BAD= lower hourly pay (until you reach management level), potential for odd hours as we are a 24/7 industry, repetitious dealing with crazy tourists who are (sometimes) hot-tired-sunburned-angry at having to wait in another line-dressed like tourists who actually don’t care what they look like (and for the most part, we can’t argue with that belief, right?), etc., etc., etc.
UGLY= repetitious dealing with crazy tourists. Oh, did I already mention that? Well, it’s worth repeating. Again.
So, why do so many of us like the wonderful world of hospitality? Because the good outweighs the bad and ugly. And because there are so many jobs in this area, not to mention the world at large, in the field of hospitality. And, mostly because we are all ‘people-people’, at least that’s what we put on our resumes, right? Something to the effect of, “I just looove people, and it gives me great pleasure to be able to service them and be around them morning, noon, and night.” Or, something like that. But sometimes (and, I’m sure this doesn’t apply to any of you, ahem) we only put it there on our resume because we think that’s what our potential employer wants and needs to see. There, I said it. Resumes can lie. Which is exactly why anyone who is in a hiring position needs to look well beyond the written word (especially if your written words are misspelled on said resume, but I digress with that statement. . .) and look at the person as a whole. Are they sincere? Do they look self-assured and happy? Do they seem like problem solvers, and well, um, people-pleasers? Because really, what many, many hospitality jobs boil down to are two basic components:

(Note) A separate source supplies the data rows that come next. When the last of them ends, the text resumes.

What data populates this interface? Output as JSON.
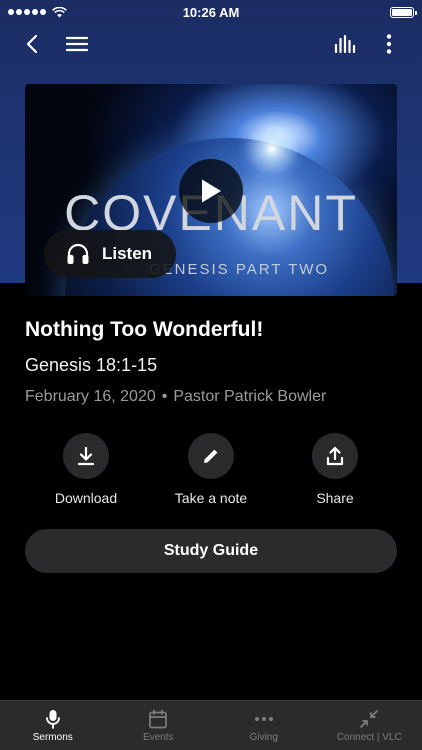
{
  "status_bar": {
    "time": "10:26 AM"
  },
  "nav": {
    "back": "back",
    "menu": "menu",
    "audio": "audio-levels",
    "more": "more"
  },
  "artwork": {
    "title": "COVENANT",
    "subtitle": "GENESIS PART TWO"
  },
  "player": {
    "listen_label": "Listen"
  },
  "sermon": {
    "title": "Nothing Too Wonderful!",
    "scripture": "Genesis 18:1-15",
    "date": "February 16, 2020",
    "separator": "•",
    "speaker": "Pastor Patrick Bowler"
  },
  "actions": [
    {
      "label": "Download",
      "icon": "download-icon"
    },
    {
      "label": "Take a note",
      "icon": "pencil-icon"
    },
    {
      "label": "Share",
      "icon": "share-icon"
    }
  ],
  "study_guide_label": "Study Guide",
  "tabs": [
    {
      "label": "Sermons",
      "icon": "microphone-icon",
      "active": true
    },
    {
      "label": "Events",
      "icon": "calendar-icon",
      "active": false
    },
    {
      "label": "Giving",
      "icon": "ellipsis-icon",
      "active": false
    },
    {
      "label": "Connect | VLC",
      "icon": "collapse-arrows-icon",
      "active": false
    }
  ],
  "colors": {
    "background": "#000000",
    "header": "#1e3575",
    "button": "#2b2b2d",
    "tab_bar": "#2b2b2b",
    "muted_text": "#9b9b9b"
  }
}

1] Do they really like people, or are they just saying that to get a job? (Perhaps, the difference between, “Have a nice day!” and, “have a great frickin’ day, lady, and please never let me see your sorry face again here!”?)
2] Can this person think on their feet and make an effort to solve a problem or answer a question without reverting to ‘ugly hospitality employee’ tactics?

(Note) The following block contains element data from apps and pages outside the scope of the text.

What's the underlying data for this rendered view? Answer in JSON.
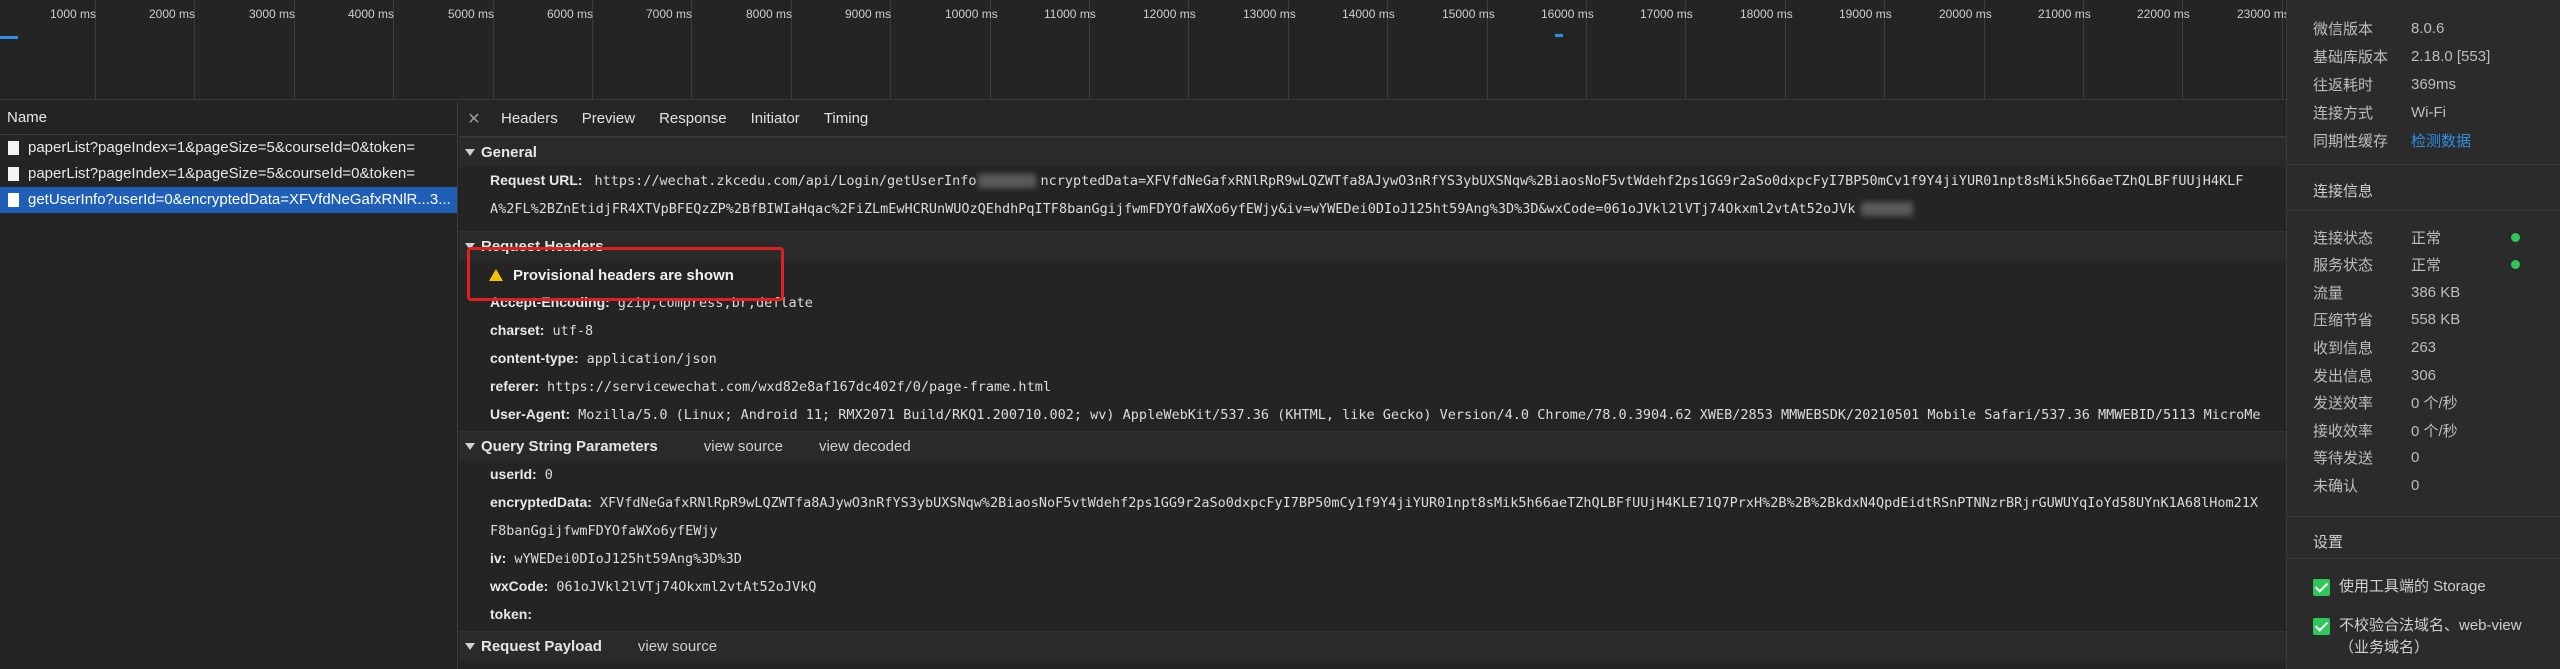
{
  "timeline": {
    "ticks": [
      "1000 ms",
      "2000 ms",
      "3000 ms",
      "4000 ms",
      "5000 ms",
      "6000 ms",
      "7000 ms",
      "8000 ms",
      "9000 ms",
      "10000 ms",
      "11000 ms",
      "12000 ms",
      "13000 ms",
      "14000 ms",
      "15000 ms",
      "16000 ms",
      "17000 ms",
      "18000 ms",
      "19000 ms",
      "20000 ms",
      "21000 ms",
      "22000 ms",
      "23000 ms"
    ]
  },
  "request_list": {
    "header": "Name",
    "rows": [
      {
        "name": "paperList?pageIndex=1&pageSize=5&courseId=0&token=",
        "selected": false
      },
      {
        "name": "paperList?pageIndex=1&pageSize=5&courseId=0&token=",
        "selected": false
      },
      {
        "name": "getUserInfo?userId=0&encryptedData=XFVfdNeGafxRNlR...3...",
        "selected": true
      }
    ]
  },
  "tabs": [
    "Headers",
    "Preview",
    "Response",
    "Initiator",
    "Timing"
  ],
  "active_tab": "Headers",
  "general": {
    "title": "General",
    "request_url_label": "Request URL:",
    "request_url_line1": "https://wechat.zkcedu.com/api/Login/getUserInfo",
    "request_url_line1b": "ncryptedData=XFVfdNeGafxRNlRpR9wLQZWTfa8AJywO3nRfYS3ybUXSNqw%2BiaosNoF5vtWdehf2ps1GG9r2aSo0dxpcFyI7BP50mCv1f9Y4jiYUR01npt8sMik5h66aeTZhQLBFfUUjH4KLF",
    "request_url_line2": "A%2FL%2BZnEtidjFR4XTVpBFEQzZP%2BfBIWIaHqac%2FiZLmEwHCRUnWUOzQEhdhPqITF8banGgijfwmFDYOfaWXo6yfEWjy&iv=wYWEDei0DIoJ125ht59Ang%3D%3D&wxCode=061oJVkl2lVTj74Okxml2vtAt52oJVk"
  },
  "request_headers": {
    "title": "Request Headers",
    "warning": "Provisional headers are shown",
    "items": [
      {
        "key": "Accept-Encoding:",
        "value": "gzip,compress,br,deflate"
      },
      {
        "key": "charset:",
        "value": "utf-8"
      },
      {
        "key": "content-type:",
        "value": "application/json"
      },
      {
        "key": "referer:",
        "value": "https://servicewechat.com/wxd82e8af167dc402f/0/page-frame.html"
      },
      {
        "key": "User-Agent:",
        "value": "Mozilla/5.0 (Linux; Android 11; RMX2071 Build/RKQ1.200710.002; wv) AppleWebKit/537.36 (KHTML, like Gecko) Version/4.0 Chrome/78.0.3904.62 XWEB/2853 MMWEBSDK/20210501 Mobile Safari/537.36 MMWEBID/5113 MicroMe"
      }
    ]
  },
  "query_params": {
    "title": "Query String Parameters",
    "view_source": "view source",
    "view_decoded": "view decoded",
    "items": [
      {
        "key": "userId:",
        "value": "0"
      },
      {
        "key": "encryptedData:",
        "value": "XFVfdNeGafxRNlRpR9wLQZWTfa8AJywO3nRfYS3ybUXSNqw%2BiaosNoF5vtWdehf2ps1GG9r2aSo0dxpcFyI7BP50mCy1f9Y4jiYUR01npt8sMik5h66aeTZhQLBFfUUjH4KLE71Q7PrxH%2B%2B%2BkdxN4QpdEidtRSnPTNNzrBRjrGUWUYqIoYd58UYnK1A68lHom21X"
      },
      {
        "key": "",
        "value": "F8banGgijfwmFDYOfaWXo6yfEWjy"
      },
      {
        "key": "iv:",
        "value": "wYWEDei0DIoJ125ht59Ang%3D%3D"
      },
      {
        "key": "wxCode:",
        "value": "061oJVkl2lVTj74Okxml2vtAt52oJVkQ"
      },
      {
        "key": "token:",
        "value": ""
      }
    ]
  },
  "request_payload": {
    "title": "Request Payload",
    "view_source": "view source"
  },
  "info_panel": {
    "top_rows": [
      {
        "label": "微信版本",
        "value": "8.0.6"
      },
      {
        "label": "基础库版本",
        "value": "2.18.0 [553]"
      },
      {
        "label": "往返耗时",
        "value": "369ms"
      },
      {
        "label": "连接方式",
        "value": "Wi-Fi"
      },
      {
        "label": "同期性缓存",
        "value": "检测数据"
      }
    ],
    "conn_title": "连接信息",
    "conn_rows": [
      {
        "label": "连接状态",
        "value": "正常",
        "status": true
      },
      {
        "label": "服务状态",
        "value": "正常",
        "status": true
      },
      {
        "label": "流量",
        "value": "386 KB"
      },
      {
        "label": "压缩节省",
        "value": "558 KB"
      },
      {
        "label": "收到信息",
        "value": "263"
      },
      {
        "label": "发出信息",
        "value": "306"
      },
      {
        "label": "发送效率",
        "value": "0 个/秒"
      },
      {
        "label": "接收效率",
        "value": "0 个/秒"
      },
      {
        "label": "等待发送",
        "value": "0"
      },
      {
        "label": "未确认",
        "value": "0"
      }
    ],
    "settings_title": "设置",
    "settings": [
      {
        "label": "使用工具端的 Storage",
        "checked": true
      },
      {
        "label": "不校验合法域名、web-view（业务域名）",
        "checked": true
      }
    ],
    "status_color": "#2fc75a",
    "link_color": "#2f8ee6"
  }
}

Of course there are many more components in the job search, but I’m here to tell you that no matter what your position in the hospitality industry you will almost always be dealing with people (and in our case here in Orlando that mostly means tourists and convention goers) in some capacity, so if you can’t get over #1 then it’s fairly likely that you won’t pass the test of #2. Further, let’s be honest here. The act of actually liking people is not easily taught. You either do or you don’t. (Although, it should be noted that you can be taught to not like people, and that usually happens after you’ve been on the job for a while and then realized that BOOM! People are nuts! Some of them are downright crazy whack-a-doos, and you don’t want anything more to do with them. Don’t laugh, it happens all the time!)

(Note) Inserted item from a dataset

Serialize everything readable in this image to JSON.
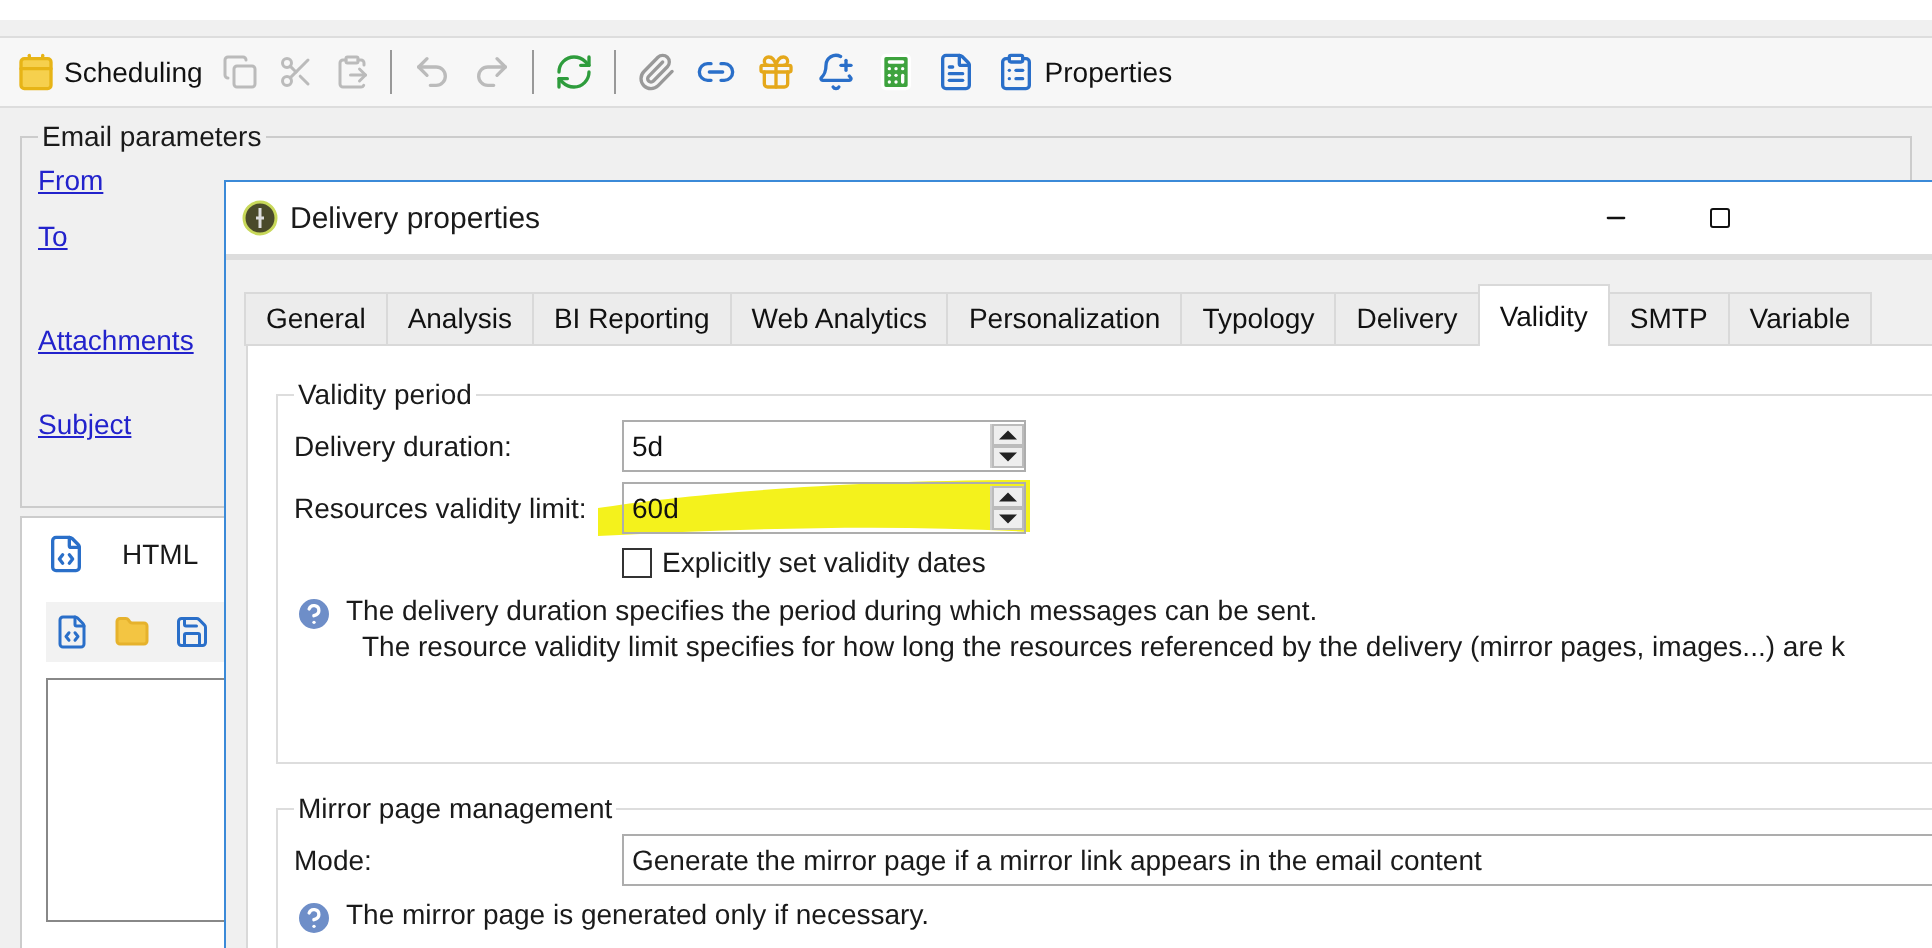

So, where am I going with this? Back to the great land of job opportunity located right here in Orlando, aka the wonderful world of hospitality, which, by the way, basically means friendliness. So, it stands to reason that a basic tenet for anyone seeking employment in the fields of hotels, travel, tourism, attractions, restaurants, transportation, et al needs to take an oath of truthfulness before starting said job. Physicians and lawyers do it before accepting their professional designations, so why not the friendliness community? Something short, sweet and meaningful would be appropriate.
“I hereby accept that it is my responsibility to be friendly to you knowing that you are a tired traveler who has spent lots of your hard earned money to visit [my place of employment], and that by accepting your money I acknowledge that you are paying for my own job, along with those of many others. Further, as long as you understand that it is always hot here in Orlando and there are always lines for everything including but not limited to the restrooms in every single location that you will visit, then I will do my best to smile and help you along this temporary journey through my little corner of the world.”
There now, that wouldn’t be so bad, would it? After said agreement is signed you could accept the job offer and be on your way to service with a smile, no matter the hour/day/point in time.
And, at the risk of sounding like Pollyanna, well, isn’t it better to deal with a friendly person than a hostile one? In the ‘hospitality hive’ we prefer happy people, so there you have it.